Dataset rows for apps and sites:
—————

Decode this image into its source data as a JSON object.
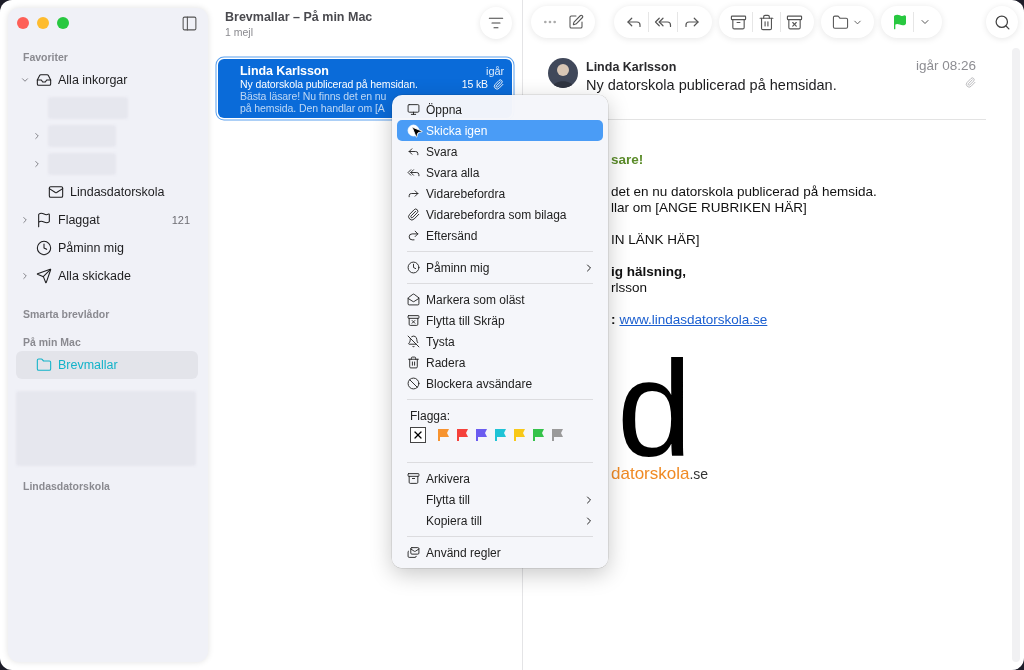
{
  "sidebar": {
    "items": [
      {
        "kind": "heading",
        "label": "Favoriter"
      },
      {
        "kind": "mailbox",
        "label": "Alla inkorgar",
        "expanded": true,
        "selected": false,
        "children": [
          {
            "kind": "redacted"
          },
          {
            "kind": "redacted",
            "expanded": false
          },
          {
            "kind": "redacted",
            "expanded": false
          },
          {
            "kind": "mailbox",
            "label": "Lindasdatorskola",
            "selected": false
          }
        ]
      },
      {
        "kind": "mailbox",
        "label": "Flaggat",
        "expanded": false,
        "count": "121",
        "selected": false
      },
      {
        "kind": "mailbox",
        "label": "Påminn mig",
        "selected": false
      },
      {
        "kind": "mailbox",
        "label": "Alla skickade",
        "expanded": false,
        "selected": false
      },
      {
        "kind": "heading",
        "label": "Smarta brevlådor"
      },
      {
        "kind": "heading",
        "label": "På min Mac"
      },
      {
        "kind": "mailbox",
        "label": "Brevmallar",
        "selected": true
      },
      {
        "kind": "redacted_block"
      },
      {
        "kind": "heading",
        "label": "Lindasdatorskola"
      }
    ]
  },
  "message_list": {
    "title": "Brevmallar – På min Mac",
    "subtitle": "1 mejl",
    "messages": [
      {
        "sender": "Linda Karlsson",
        "date": "igår",
        "subject": "Ny datorskola publicerad på hemsidan.",
        "size": "15 kB",
        "preview": [
          "Bästa läsare! Nu finns det en nu",
          "på hemsida. Den handlar om [A"
        ],
        "selected": true
      }
    ]
  },
  "reader": {
    "sender": "Linda Karlsson",
    "date": "igår 08:26",
    "subject": "Ny datorskola publicerad på hemsidan.",
    "body": [
      [
        {
          "kind": "greeting",
          "text": "sare!"
        }
      ],
      [
        {
          "kind": "text",
          "text": "det en nu datorskola publicerad på hemsida."
        },
        {
          "kind": "text",
          "text": "llar om [ANGE RUBRIKEN HÄR]"
        }
      ],
      [
        {
          "kind": "text",
          "text": "IN LÄNK HÄR]"
        }
      ],
      [
        {
          "kind": "bold",
          "text": "ig hälsning,"
        },
        {
          "kind": "text",
          "text": "rlsson"
        }
      ],
      [
        {
          "kind": "link",
          "text": ":",
          "link": "www.lindasdatorskola.se"
        }
      ]
    ],
    "logo": {
      "mark": "d",
      "name": "datorskola",
      "suffix": ".se"
    }
  },
  "context_menu": {
    "groups": [
      [
        {
          "label": "Öppna",
          "selected": false
        },
        {
          "label": "Skicka igen",
          "selected": true
        },
        {
          "label": "Svara",
          "selected": false
        },
        {
          "label": "Svara alla",
          "selected": false
        },
        {
          "label": "Vidarebefordra",
          "selected": false
        },
        {
          "label": "Vidarebefordra som bilaga",
          "selected": false
        },
        {
          "label": "Eftersänd",
          "selected": false
        }
      ],
      [
        {
          "label": "Påminn mig",
          "selected": false,
          "submenu": true
        }
      ],
      [
        {
          "label": "Markera som oläst",
          "selected": false
        },
        {
          "label": "Flytta till Skräp",
          "selected": false
        },
        {
          "label": "Tysta",
          "selected": false
        },
        {
          "label": "Radera",
          "selected": false
        },
        {
          "label": "Blockera avsändare",
          "selected": false
        }
      ],
      [
        {
          "kind": "flags",
          "label": "Flagga:",
          "flags": [
            {
              "kind": "clear"
            },
            {
              "kind": "flag",
              "color": "#f7932f"
            },
            {
              "kind": "flag",
              "color": "#f5413b"
            },
            {
              "kind": "flag",
              "color": "#6b5cf0"
            },
            {
              "kind": "flag",
              "color": "#1fc3d6"
            },
            {
              "kind": "flag",
              "color": "#f8c818"
            },
            {
              "kind": "flag",
              "color": "#35c24a"
            },
            {
              "kind": "flag",
              "color": "#9a9a9a"
            }
          ]
        }
      ],
      [
        {
          "label": "Arkivera",
          "selected": false
        },
        {
          "label": "Flytta till",
          "selected": false,
          "submenu": true
        },
        {
          "label": "Kopiera till",
          "selected": false,
          "submenu": true
        }
      ],
      [
        {
          "label": "Använd regler",
          "selected": false
        }
      ]
    ]
  }
}
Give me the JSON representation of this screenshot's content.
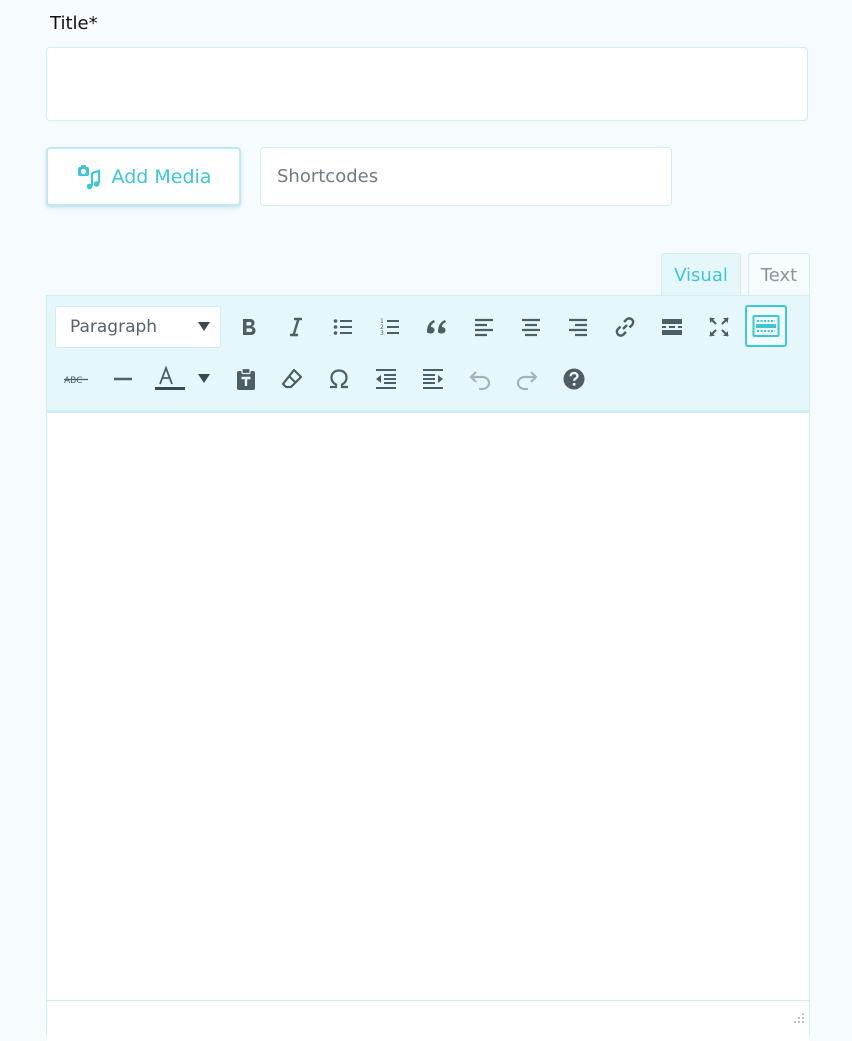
{
  "form": {
    "title_label": "Title*",
    "title_value": "",
    "add_media_label": "Add Media",
    "shortcodes_label": "Shortcodes"
  },
  "editor": {
    "tabs": [
      {
        "label": "Visual",
        "active": true
      },
      {
        "label": "Text",
        "active": false
      }
    ],
    "format_select": {
      "selected": "Paragraph"
    },
    "toolbar_row1": [
      {
        "name": "bold",
        "icon": "bold-icon"
      },
      {
        "name": "italic",
        "icon": "italic-icon"
      },
      {
        "name": "bullet-list",
        "icon": "bullet-list-icon"
      },
      {
        "name": "numbered-list",
        "icon": "numbered-list-icon"
      },
      {
        "name": "blockquote",
        "icon": "blockquote-icon"
      },
      {
        "name": "align-left",
        "icon": "align-left-icon"
      },
      {
        "name": "align-center",
        "icon": "align-center-icon"
      },
      {
        "name": "align-right",
        "icon": "align-right-icon"
      },
      {
        "name": "insert-link",
        "icon": "link-icon"
      },
      {
        "name": "read-more",
        "icon": "read-more-icon"
      },
      {
        "name": "fullscreen",
        "icon": "fullscreen-icon"
      },
      {
        "name": "toolbar-toggle",
        "icon": "kitchen-sink-icon",
        "active": true
      }
    ],
    "toolbar_row2": [
      {
        "name": "strikethrough",
        "icon": "strikethrough-icon"
      },
      {
        "name": "horizontal-line",
        "icon": "horizontal-line-icon"
      },
      {
        "name": "text-color",
        "icon": "text-color-icon"
      },
      {
        "name": "paste-as-text",
        "icon": "paste-text-icon"
      },
      {
        "name": "clear-formatting",
        "icon": "eraser-icon"
      },
      {
        "name": "special-character",
        "icon": "omega-icon"
      },
      {
        "name": "outdent",
        "icon": "outdent-icon"
      },
      {
        "name": "indent",
        "icon": "indent-icon"
      },
      {
        "name": "undo",
        "icon": "undo-icon"
      },
      {
        "name": "redo",
        "icon": "redo-icon"
      },
      {
        "name": "help",
        "icon": "help-icon"
      }
    ],
    "colors": {
      "accent": "#3cc7d8",
      "icon": "#4e5d66",
      "icon_disabled": "#a7b3b9",
      "toolbar_bg": "#e6f7fb",
      "border": "#cdeef5"
    }
  }
}
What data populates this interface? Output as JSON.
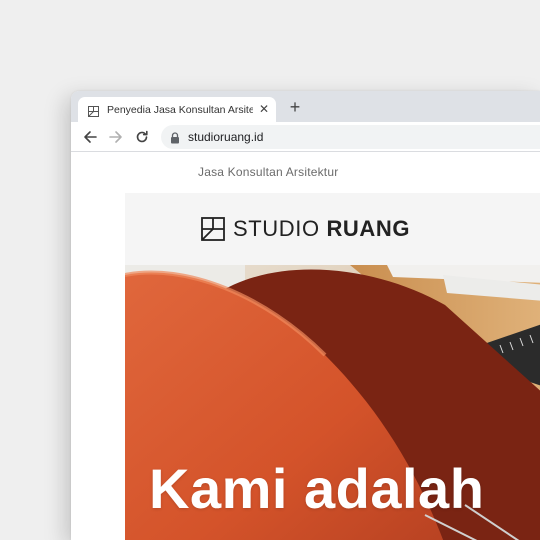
{
  "browser": {
    "tab": {
      "title": "Penyedia Jasa Konsultan Arsitektur | Studio Ruang",
      "close_icon": "close-icon",
      "favicon": "studio-ruang-logo-icon"
    },
    "new_tab_icon": "plus-icon",
    "toolbar": {
      "back_icon": "arrow-left-icon",
      "forward_icon": "arrow-right-icon",
      "reload_icon": "reload-icon",
      "lock_icon": "lock-icon",
      "url": "studioruang.id"
    }
  },
  "page": {
    "tagline": "Jasa Konsultan Arsitektur",
    "logo": {
      "text_light": "STUDIO",
      "text_bold": "RUANG"
    },
    "hero": {
      "heading": "Kami adalah"
    }
  },
  "colors": {
    "background": "#efefef",
    "tab_strip": "#dee1e6",
    "omnibox": "#f1f3f4",
    "header_bg": "#f5f5f5",
    "chair": "#d9582f"
  }
}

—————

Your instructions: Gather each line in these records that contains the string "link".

Result for this exercise:
          "kind": "link",
          "link": "www.lindasdatorskola.se"
        "name": "insert-link",
        "icon": "link-icon"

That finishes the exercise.